Another reason for breastfeeding pain is engorgement, which is when the breasts become full and swollen with milk. Engorgement can cause pain and discomfort for the mother, as well as make it difficult for the baby to latch on to the breast. To alleviate engorgement, mothers can try breastfeeding frequently to empty the breasts, using warm compresses or a warm shower to soften the breasts, and expressing milk by hand or with a breast pump to relieve pressure.
Breastfeeding pain can also be caused by mastitis, which is an infection of the breast tissue. Mastitis can cause redness, swelling, pain, and fever in the affected breast, as well as flu-like symptoms in the mother. Mastitis is often caused by a blocked milk duct, and it can be treated with antibiotics, warm compresses, and frequent breastfeeding to empty the breasts.

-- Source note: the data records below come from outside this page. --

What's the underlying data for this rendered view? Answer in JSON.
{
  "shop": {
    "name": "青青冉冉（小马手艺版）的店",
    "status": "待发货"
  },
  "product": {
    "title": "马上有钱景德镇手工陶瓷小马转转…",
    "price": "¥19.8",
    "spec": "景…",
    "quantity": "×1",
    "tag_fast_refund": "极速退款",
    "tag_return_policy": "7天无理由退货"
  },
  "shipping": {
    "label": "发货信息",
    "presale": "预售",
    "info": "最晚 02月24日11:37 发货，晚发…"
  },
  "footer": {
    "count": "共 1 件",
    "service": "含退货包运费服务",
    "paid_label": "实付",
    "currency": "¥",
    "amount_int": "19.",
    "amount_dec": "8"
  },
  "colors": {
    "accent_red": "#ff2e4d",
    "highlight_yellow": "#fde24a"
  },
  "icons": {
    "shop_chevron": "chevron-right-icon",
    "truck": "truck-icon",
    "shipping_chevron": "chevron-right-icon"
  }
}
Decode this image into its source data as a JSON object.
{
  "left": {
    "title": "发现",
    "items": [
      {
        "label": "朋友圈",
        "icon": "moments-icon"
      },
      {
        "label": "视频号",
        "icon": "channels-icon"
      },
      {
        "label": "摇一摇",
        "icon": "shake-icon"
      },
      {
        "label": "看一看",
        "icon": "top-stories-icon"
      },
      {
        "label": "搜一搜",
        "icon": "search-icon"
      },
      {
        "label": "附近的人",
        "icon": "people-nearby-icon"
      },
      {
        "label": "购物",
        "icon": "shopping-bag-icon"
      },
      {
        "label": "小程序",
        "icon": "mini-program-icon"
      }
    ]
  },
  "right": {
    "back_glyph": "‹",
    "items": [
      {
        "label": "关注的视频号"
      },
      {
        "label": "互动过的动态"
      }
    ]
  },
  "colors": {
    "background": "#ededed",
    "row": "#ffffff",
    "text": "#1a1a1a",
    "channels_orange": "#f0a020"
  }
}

Other causes of breastfeeding pain may include thrush, which is a fungal infection that can affect the nipples and breasts, and cracked or sore nipples, which can be caused by improper latch or other factors. To alleviate these issues, mothers can try using nipple cream, applying warm compresses or expressing milk after breastfeeding, and seeking medical advice as needed.
In conclusion, there are several reasons why breastfeeding may be painful for mothers, including improper latch, engorgement, mastitis, thrush, and cracked or sore nipples. Understanding the causes of breastfeeding pain can help mothers to address and alleviate the pain, ensuring a comfortable and successful breastfeeding experience for both mother and baby.